A Chapter 13 case is a re-organizational case.  In a Chapter 13 case you are going to repay some portion of your debt to a Trustee who will than distribute that money to your creditors.  This repayment is laid out in a Chapter 13 plan.  Your Chapter 13 plan will tell the Trustee what creditors you wish to pay, how much you wish to pay them, and what your plan is for the property that you do own.  This plan will be served on the Trustee and all of your creditors.  The creditor’s and the Trustee have an opportunity to object to this plan.  If there are no objections than your plan will be confirmed, you will pay your payment to the trustee for the life of the plan, either 36 or 60 months and when you are done making payments you will receive a discharge, most of the time, and your case will close.
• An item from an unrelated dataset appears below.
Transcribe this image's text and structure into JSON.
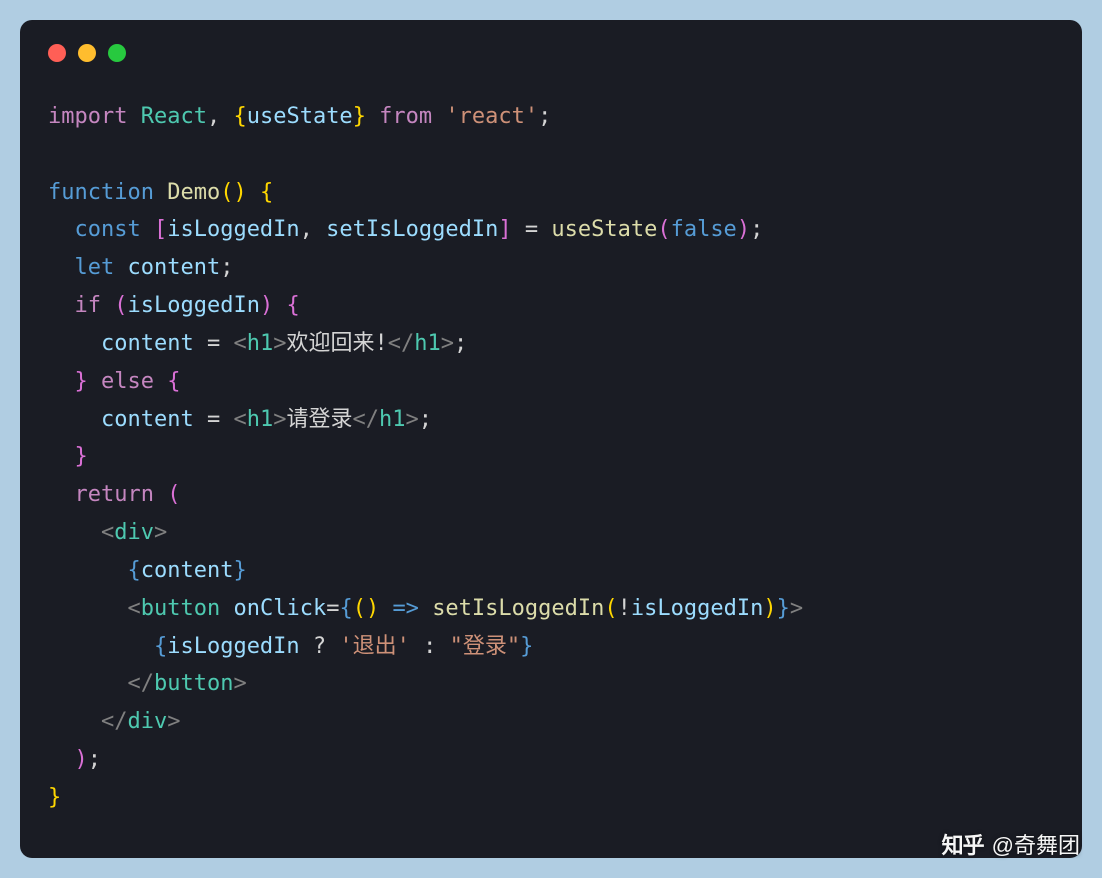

So that is the most basic explanation of how a 13 works.  Your next question is probably, how much do I have to pay in my plan.

That Depends.  (I know, I hate lawyer answers too.)

Your payment to the Trustee will depend on the individual circumstances in your case.  If you are behind on your mortgage you can repay the past due payments through the plan and bring your mortgage current or seek a mortgage modification.  If you owe taxes, you can attempt to discharge those taxes and pay the portion that you will continue to owe through the plan.  In some cases, you just make too much money and your unsecured creditors (credit cards, personal loans) will be paid some portion of the amount you owe depending on the amount of money you make in addition to paying past due payments.  You can pay off car loans in Chapter 13 bankruptcy cases as part of your plan with lower interest rates.

Because a Chapter 13 bankruptcy case can do so much, every payment is different for every client.  It really depends on your individual needs and what you want your bankruptcy case to accomplish.  I have Chapter 13 cases where I am doing a lot and I have cases where all I am doing is paying mortgage arrears.  Make sure you discuss the goals of your case with an experienced bankruptcy attorney to make sure you maximize your Chapter 13.

More questions about filing a bankruptcy case in New Jersey, give my office a call at 732-302-9600 or fill out our online consultation form and we will call you!